Judith February Appointed Executive Officer

Johannesburg, 31 March 2022 –Tomorrow Judith February takes over at Freedom Under Law as its new Executive Officer. 

A lawyer and a respected governance specialist and analyst, she is well-known as a media columnist on politics and democracy in South Africa. 

FUL Chair Judge Johann Kriegler says: “FUL spent many months searching for a successor for Nicole Fritz, who was hard to replace. Our efforts have been rewarded: Judith February is exactly what we need. She joins us at a time when the Rule of Law is under unprecedented attack. Judith knows what this entails, and we’re glad to have her on board.” 

Judith February herself comments that “South Africa is at a defining moment for the Rule of Law. I look forward to the challenges FUL faces at this time and am certain that we will be able to contribute to further entrenching the culture of constitutionalism in our country.”

FUL Concerned at Corruption at Highest Levels of Namibian Government

5 December 2019

Freedom Under Law (FUL) views with deep concern the implications for the rule of law throughout the region of this week’s revelations of corruption at the highest levels of government in Namibia, as uncovered in the Al Jazeera documentary, Anatomy of a Bribe.
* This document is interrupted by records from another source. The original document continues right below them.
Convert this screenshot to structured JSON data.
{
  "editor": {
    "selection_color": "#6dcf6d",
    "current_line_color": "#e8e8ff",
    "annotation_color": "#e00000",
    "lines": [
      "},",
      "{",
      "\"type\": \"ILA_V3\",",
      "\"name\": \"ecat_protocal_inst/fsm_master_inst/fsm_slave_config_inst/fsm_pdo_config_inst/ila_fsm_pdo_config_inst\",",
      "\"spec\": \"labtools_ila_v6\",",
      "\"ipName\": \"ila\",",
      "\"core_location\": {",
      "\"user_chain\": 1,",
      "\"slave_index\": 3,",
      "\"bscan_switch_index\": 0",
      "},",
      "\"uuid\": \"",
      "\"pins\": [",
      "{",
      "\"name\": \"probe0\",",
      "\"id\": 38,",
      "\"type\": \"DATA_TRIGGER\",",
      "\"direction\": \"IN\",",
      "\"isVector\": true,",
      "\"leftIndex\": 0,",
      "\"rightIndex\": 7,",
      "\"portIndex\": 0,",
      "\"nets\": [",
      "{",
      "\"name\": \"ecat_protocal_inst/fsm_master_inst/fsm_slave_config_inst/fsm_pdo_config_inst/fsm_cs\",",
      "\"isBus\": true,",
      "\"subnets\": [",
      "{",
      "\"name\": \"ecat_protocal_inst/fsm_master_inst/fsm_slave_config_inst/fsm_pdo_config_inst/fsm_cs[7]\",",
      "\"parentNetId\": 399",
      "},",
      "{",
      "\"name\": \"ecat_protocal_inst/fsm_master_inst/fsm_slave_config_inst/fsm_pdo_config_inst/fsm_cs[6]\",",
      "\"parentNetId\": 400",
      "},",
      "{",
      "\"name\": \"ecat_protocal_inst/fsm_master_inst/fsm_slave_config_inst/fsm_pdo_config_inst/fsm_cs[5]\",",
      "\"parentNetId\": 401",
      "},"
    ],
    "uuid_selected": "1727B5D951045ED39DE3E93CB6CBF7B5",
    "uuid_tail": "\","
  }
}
The investigation reflects ruthless misuse of one of Namibia’s important natural resources (its fishing industry is valued at yielding USD 750 million in revenue per year). Using what it presents as detailed banking and other records and hidden camera recordings of secret meetings it provides a shocking example of how corruption-enablers in the region simultaneously impoverish ordinary people, enrich themselves, and strip Africa’s natural resources.

Among those alleged to be involved are a multinational Icelandic fishing company, Namibian ministers, officials and lawyers, front companies as well as Angolan interests. FUL applauds the decisive action taken by Namibia’s Anti-Corruption Commission, its police and prosecuting authority in within days arresting and charging two Ministers of State and senior officials.

Of particular concern to FUL is the crucial enabling role also alleged to have been played by private legal practitioners in making the fraudulent and corrupt schemes possible by acting as conduits and facilitators. FUL calls upon the Namibian Law Society to follow the example of the country’s Anti-Corruption Commission in without delay investigating the latter allegations. They concern the former (as Attorney General) chief law officer and thereafter Minister of Justice, as well as a senior Windhoek private law firm. 

So far as FUL is aware the Namibian Law Society has yet to speak a word or take a step, except to note that it has received no formal complaint against any legal practitioner. In the face of such damning allegations against some of the most prominent members of the legal profession in Namibia that seems an entirely inadequate response. Prompt and resolute investigative and disciplinary action by the watchdog of the legal profession, protector of the public and ally of the administration of justice in Namibia, the Law Society of Namibia, is now required.

FUL Concerned at Nomgcobo Jiba’s Continued Presence at NPA

19 July 2018

Freedom Under Law (FUL) has instructed its lawyers to write to the National Director of Public Prosecutions (NDPP), Shaun Abrahams, seeking clarity as to the presence of Nomgcobo Jiba, Deputy Director of Public Prosecutions currently on special leave, at the offices of the NPA. This follows reports that Ms Jiba has visited the NPA’s offices on at least two occasions in the past six months. If true, Ms Jiba’s attendance at the NPA’s offices would be in clear violation of the order of North Gauteng High Court delivered in December 2017.


The Court held that the decision taken by Mr Abrahams to withdraw charges of fraud and perjury against Ms Jiba, was irrational and was to be set aside. It also found that the failure by then President Zuma not to suspend and institute inquiries into the fitness of Ms Jiba and Mr Lawrence Mrwebi was irrational and that it should be set aside.

Mindful of the importance of public confidence in the NPA as a law enforcement agency, the Court held that ‘the continued presence of such high profile officers in their positions under the current circumstances, even for one day longer, should not be countenanced.” For this reason, and faced with the privileged access Abrahams had granted the pair when placing them on special leave, the Court devised a specific order, prohibiting Ms Jiba and Mr Mrwebi, pending the prosecution to finality of appeals, from performing any function relating to their offices in the NPA and from presenting themselves to the NPA offices and/or engaging in any discussion concerning any pending cases under consideration by the NPA.

That Ms Jiba is now reported to have visited the NPA’s headquarters in Pretoria twice over the past six months, so flouting the Court’s order, only serves to underline her unfitness for any role within the NPA, let alone that of key official. But that this happens with Mr Abrahams still at the helm of the NPA, even without reference to his past history of granting Ms Jiba special concessions, is a reminder to the South African public and our President of the importance of restoring integrity and professionalism to this beleaguered institution. And that this requires urgent change to its top leadership.